There are many men like Bill Cosby and R. Kelly who quiver in fear whenever they read the news of one of their kind being convicted or sentenced. However, in the meantime, men like Harvey Weinstein and James Franco have a short time to prepare for the judgement day in court because time is up.

Written by Tommy Monroe.

Coachella 2018: Beyoncé’s Empowering Performance Will Never Be Forgotten.

Finally, Coachella answered the call for wider representation of women of colour! After a year-long wait, Beyoncé blessed the Coachella Valley Music and Arts Festival with her presence on Saturday night. It was a historic night, as her show-stopping performance marks the first time a black woman has headlined the music festival.

Backed by an army of dancers and band members, Beyoncé honored women and herself with a two-hour set of electrifying and empowering performances. From ‘Formation’ to ‘Feeling Myself’ and the feminist anthem ‘Run the world (Girls)’, Queen B received a worldwide standing ovation from the audience. Her performances left women all over the world energized and empowered. She called on the women in the audience, asking if they were strong and smart and if they’d had enough. The souls of many women in the world screamed “YES!” in unison. She continued by commanding women—“Show me” and then enacted ‘I Ain’t Sorry’. During Sorry she emphasized on the line: “suck on my balls” with furious wrath.

She also played a sampling of Malcolm X’s famous quote that starts, “The most disrespected person in America is the black woman” as well as an audio by Chimamanda Ngozi Adichie, in which the Nigerian writer says: “We Should All Be Feminists!” (Yes, we should). Her performance of ‘Run the World (Girls)’ was a powerful salute to feminism where Beyoncé gave a shoutout to every woman.

The reunion of Destinys Child was like a spiritual moment for everyone who viewed it live. The audience at home weren’t left out, as the rousing performance by the musical sisters created a ripple effect that supports the statement, “There is power in female unity”. The effect of Beyoncé’s stimulating act on stage lead to a social media movement for Coachella to be renamed “Beychella”.

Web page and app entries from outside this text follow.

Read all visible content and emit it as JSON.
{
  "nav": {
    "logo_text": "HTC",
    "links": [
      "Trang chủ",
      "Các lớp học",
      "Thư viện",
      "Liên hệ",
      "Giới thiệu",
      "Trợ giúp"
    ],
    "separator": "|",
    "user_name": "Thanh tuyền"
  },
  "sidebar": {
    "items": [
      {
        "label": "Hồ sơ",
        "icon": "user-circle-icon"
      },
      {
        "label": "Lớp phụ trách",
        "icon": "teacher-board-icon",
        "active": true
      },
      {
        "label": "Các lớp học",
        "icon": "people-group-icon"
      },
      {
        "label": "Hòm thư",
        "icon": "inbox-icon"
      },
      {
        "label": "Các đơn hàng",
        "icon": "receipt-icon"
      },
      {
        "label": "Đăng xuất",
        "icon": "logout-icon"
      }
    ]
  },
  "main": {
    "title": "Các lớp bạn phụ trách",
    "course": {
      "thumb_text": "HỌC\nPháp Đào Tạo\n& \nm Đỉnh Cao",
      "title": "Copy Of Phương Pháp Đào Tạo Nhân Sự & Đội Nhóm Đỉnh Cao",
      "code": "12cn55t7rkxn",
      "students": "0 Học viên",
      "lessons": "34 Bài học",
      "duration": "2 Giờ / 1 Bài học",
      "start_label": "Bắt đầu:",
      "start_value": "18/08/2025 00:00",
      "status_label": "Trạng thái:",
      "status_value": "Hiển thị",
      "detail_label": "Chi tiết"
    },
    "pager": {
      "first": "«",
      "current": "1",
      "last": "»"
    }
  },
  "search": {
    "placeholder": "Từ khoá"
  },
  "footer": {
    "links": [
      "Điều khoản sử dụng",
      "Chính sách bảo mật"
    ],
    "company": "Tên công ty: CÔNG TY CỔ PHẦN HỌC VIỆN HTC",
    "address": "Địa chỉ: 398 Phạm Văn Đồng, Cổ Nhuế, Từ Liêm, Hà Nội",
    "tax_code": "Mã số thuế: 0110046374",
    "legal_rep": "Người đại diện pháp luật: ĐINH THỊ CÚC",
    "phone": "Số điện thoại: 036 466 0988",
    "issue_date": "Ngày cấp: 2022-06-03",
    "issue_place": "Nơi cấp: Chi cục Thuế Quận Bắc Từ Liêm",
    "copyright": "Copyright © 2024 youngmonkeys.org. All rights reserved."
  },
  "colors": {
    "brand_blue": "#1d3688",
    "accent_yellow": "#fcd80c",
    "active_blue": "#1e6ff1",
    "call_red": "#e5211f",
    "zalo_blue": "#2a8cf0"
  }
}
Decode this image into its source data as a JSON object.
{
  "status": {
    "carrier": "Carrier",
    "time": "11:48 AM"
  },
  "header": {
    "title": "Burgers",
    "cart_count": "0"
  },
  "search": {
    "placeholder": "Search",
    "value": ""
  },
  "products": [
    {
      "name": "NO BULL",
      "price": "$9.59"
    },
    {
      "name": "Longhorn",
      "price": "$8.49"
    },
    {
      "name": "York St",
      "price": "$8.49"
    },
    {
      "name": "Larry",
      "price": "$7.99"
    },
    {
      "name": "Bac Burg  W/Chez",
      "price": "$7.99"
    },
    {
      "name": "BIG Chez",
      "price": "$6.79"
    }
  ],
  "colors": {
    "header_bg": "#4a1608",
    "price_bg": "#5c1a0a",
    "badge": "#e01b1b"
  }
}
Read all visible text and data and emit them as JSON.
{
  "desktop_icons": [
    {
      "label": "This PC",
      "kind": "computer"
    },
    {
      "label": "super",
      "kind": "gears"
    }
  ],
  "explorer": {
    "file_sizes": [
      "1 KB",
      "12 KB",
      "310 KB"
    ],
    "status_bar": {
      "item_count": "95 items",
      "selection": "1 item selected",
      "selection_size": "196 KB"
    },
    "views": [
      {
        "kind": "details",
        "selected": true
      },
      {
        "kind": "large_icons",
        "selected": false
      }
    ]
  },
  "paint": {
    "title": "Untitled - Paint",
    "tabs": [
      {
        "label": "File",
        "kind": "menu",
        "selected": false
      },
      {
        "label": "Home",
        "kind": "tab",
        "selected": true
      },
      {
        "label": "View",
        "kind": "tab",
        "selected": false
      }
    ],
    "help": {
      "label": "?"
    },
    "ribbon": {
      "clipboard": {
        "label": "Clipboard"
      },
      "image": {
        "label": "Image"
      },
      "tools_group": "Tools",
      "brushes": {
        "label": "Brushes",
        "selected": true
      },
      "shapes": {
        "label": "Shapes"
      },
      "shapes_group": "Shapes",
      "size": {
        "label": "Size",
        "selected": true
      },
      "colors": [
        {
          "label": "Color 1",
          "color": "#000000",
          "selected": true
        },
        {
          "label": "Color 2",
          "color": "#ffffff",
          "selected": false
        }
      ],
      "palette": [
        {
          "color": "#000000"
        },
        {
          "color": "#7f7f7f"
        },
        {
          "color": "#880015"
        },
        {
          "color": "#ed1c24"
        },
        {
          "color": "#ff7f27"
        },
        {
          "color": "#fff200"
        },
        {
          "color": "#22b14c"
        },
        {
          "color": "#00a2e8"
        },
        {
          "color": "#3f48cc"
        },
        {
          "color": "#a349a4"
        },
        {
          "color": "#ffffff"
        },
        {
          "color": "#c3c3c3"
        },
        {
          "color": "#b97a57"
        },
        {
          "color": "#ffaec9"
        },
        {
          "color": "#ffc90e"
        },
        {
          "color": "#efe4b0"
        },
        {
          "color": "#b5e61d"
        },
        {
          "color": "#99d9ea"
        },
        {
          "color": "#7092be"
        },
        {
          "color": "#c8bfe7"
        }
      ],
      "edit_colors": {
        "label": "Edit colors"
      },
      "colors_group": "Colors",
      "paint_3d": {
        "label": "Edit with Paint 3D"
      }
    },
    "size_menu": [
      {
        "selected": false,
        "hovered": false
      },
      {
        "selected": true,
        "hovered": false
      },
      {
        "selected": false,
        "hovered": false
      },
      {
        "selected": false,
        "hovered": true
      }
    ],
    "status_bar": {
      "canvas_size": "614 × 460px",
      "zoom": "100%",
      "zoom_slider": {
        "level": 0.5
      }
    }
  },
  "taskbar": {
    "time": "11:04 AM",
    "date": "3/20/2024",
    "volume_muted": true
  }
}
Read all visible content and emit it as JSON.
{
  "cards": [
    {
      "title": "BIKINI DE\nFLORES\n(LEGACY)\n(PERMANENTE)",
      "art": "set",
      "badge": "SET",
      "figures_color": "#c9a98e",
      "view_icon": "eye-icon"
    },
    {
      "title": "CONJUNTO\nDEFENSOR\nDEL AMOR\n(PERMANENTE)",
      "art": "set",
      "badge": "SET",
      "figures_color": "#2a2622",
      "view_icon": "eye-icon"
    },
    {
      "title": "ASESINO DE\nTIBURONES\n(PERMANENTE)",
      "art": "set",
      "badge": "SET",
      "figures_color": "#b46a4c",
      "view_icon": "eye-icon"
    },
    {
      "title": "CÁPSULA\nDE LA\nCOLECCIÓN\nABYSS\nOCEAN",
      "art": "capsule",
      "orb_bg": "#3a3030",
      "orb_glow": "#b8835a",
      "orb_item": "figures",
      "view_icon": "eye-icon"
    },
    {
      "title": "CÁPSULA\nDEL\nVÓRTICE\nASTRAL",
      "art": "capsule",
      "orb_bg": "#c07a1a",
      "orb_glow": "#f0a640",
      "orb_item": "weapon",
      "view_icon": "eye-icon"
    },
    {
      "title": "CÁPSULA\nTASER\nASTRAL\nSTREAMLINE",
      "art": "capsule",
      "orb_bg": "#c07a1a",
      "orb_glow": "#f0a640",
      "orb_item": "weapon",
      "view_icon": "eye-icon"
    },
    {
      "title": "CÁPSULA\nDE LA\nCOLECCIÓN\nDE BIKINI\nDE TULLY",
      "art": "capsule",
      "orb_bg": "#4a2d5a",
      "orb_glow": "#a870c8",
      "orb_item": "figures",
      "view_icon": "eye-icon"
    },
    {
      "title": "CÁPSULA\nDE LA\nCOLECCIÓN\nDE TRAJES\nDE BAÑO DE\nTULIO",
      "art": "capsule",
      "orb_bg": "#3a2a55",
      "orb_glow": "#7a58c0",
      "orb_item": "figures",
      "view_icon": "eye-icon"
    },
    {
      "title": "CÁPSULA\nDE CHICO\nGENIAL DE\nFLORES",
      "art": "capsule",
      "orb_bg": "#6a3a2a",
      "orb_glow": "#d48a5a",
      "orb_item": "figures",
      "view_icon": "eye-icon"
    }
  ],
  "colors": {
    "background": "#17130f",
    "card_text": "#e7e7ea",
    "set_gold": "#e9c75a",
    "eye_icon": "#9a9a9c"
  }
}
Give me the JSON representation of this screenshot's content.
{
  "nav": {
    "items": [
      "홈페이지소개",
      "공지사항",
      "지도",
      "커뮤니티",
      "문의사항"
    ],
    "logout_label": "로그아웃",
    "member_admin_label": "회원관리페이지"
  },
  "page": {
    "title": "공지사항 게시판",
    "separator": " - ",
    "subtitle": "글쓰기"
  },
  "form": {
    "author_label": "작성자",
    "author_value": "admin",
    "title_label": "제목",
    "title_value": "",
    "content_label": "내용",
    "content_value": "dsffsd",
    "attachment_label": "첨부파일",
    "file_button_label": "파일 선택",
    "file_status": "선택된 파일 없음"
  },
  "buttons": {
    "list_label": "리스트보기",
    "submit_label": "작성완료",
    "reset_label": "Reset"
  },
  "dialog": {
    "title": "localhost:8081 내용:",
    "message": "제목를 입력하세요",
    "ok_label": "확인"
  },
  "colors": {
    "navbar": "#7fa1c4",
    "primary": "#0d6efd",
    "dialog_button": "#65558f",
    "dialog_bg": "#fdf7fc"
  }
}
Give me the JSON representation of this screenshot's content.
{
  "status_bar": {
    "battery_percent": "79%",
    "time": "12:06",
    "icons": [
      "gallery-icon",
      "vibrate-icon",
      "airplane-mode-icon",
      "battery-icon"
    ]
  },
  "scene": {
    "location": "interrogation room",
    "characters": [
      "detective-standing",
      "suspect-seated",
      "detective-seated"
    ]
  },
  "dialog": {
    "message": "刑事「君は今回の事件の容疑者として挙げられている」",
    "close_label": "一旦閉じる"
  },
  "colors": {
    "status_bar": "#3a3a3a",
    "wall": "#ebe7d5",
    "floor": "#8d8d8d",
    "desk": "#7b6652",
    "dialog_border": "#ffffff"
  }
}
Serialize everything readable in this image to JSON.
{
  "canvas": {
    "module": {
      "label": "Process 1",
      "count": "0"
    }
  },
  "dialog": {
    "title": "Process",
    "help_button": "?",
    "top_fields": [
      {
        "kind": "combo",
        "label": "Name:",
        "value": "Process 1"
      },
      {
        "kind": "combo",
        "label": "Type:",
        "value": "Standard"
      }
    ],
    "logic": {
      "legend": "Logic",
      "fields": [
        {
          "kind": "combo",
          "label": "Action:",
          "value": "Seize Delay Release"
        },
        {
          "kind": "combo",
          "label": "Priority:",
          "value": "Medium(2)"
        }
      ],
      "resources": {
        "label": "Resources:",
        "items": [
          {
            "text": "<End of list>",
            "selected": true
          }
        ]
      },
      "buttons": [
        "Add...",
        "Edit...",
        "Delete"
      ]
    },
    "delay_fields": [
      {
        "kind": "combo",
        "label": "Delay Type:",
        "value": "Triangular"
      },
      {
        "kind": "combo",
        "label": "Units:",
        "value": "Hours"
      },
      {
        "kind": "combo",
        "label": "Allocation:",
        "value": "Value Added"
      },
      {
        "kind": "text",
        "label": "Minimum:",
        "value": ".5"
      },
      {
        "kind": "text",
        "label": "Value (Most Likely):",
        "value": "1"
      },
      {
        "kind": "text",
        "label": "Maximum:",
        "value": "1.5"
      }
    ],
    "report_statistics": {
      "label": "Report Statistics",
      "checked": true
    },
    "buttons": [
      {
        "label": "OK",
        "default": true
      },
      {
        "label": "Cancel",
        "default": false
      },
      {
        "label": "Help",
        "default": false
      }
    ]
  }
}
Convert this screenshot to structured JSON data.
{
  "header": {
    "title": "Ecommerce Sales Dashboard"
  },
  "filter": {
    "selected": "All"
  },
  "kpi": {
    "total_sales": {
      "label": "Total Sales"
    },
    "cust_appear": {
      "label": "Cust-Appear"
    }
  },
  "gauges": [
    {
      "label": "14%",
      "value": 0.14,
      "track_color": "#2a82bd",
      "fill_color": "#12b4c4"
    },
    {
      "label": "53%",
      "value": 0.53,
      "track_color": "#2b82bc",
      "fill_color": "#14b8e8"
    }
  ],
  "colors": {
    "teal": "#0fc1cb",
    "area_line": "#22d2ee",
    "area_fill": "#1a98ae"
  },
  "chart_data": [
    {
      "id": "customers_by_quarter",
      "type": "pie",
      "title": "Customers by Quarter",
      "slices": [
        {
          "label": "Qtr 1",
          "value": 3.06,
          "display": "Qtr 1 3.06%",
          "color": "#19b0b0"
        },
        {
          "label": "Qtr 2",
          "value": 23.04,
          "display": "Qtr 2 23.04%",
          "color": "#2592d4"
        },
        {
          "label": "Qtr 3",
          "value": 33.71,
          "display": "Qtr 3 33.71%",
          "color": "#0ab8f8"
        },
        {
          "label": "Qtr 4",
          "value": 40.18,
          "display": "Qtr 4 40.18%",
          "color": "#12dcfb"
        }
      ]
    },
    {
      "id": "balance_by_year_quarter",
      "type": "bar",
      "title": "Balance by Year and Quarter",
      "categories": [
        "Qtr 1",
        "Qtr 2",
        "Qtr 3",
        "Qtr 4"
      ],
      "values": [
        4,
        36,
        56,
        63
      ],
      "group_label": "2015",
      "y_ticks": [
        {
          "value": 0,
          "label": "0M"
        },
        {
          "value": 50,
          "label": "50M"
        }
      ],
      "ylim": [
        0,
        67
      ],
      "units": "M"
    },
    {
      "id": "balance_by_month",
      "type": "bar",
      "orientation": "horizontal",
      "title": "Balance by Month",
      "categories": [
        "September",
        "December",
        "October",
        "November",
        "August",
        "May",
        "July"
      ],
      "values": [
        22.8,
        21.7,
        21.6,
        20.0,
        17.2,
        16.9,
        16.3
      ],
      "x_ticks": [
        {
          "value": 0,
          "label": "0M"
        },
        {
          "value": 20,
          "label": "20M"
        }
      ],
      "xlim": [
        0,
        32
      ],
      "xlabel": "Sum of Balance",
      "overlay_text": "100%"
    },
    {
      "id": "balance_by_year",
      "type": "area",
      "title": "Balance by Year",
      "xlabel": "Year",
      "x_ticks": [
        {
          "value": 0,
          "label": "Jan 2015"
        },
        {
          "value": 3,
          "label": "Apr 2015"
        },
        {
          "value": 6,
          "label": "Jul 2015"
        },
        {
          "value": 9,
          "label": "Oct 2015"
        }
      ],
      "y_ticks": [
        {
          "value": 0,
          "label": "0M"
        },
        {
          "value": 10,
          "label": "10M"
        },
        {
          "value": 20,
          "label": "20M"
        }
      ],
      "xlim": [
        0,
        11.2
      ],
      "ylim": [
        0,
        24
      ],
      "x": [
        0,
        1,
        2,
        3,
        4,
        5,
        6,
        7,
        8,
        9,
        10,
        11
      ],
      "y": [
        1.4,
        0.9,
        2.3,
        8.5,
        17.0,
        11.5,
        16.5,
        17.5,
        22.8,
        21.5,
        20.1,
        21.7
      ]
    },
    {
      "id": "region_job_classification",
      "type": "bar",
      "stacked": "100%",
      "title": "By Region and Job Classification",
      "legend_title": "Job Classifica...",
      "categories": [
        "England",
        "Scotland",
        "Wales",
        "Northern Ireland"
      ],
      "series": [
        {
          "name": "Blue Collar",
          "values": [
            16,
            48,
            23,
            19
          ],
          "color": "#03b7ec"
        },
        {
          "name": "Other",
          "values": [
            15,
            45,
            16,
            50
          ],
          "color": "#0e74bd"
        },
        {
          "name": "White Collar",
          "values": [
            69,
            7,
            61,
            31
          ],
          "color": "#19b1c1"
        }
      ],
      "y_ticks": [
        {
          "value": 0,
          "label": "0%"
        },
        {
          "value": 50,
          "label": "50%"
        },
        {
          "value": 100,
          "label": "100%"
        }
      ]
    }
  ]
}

Beyoncé is a force in more than one sense of the word. Other than her success as an artists, the most intoxicating thing about Queen B is her empowering persona. While graciously inviting us to bear witness to her historic feat, she also showed a lot of support for women all over the world. She continues to preach about black excellence, female power and the unrelenting possibility of self-belief. Beyoncé has become the embodiment of modern feminism for a society that has been reluctant to claim the word. She is a hero! She is a performer! She is a queen!

Written by Tommy Monroe (TommyMonroe_ on Twitter).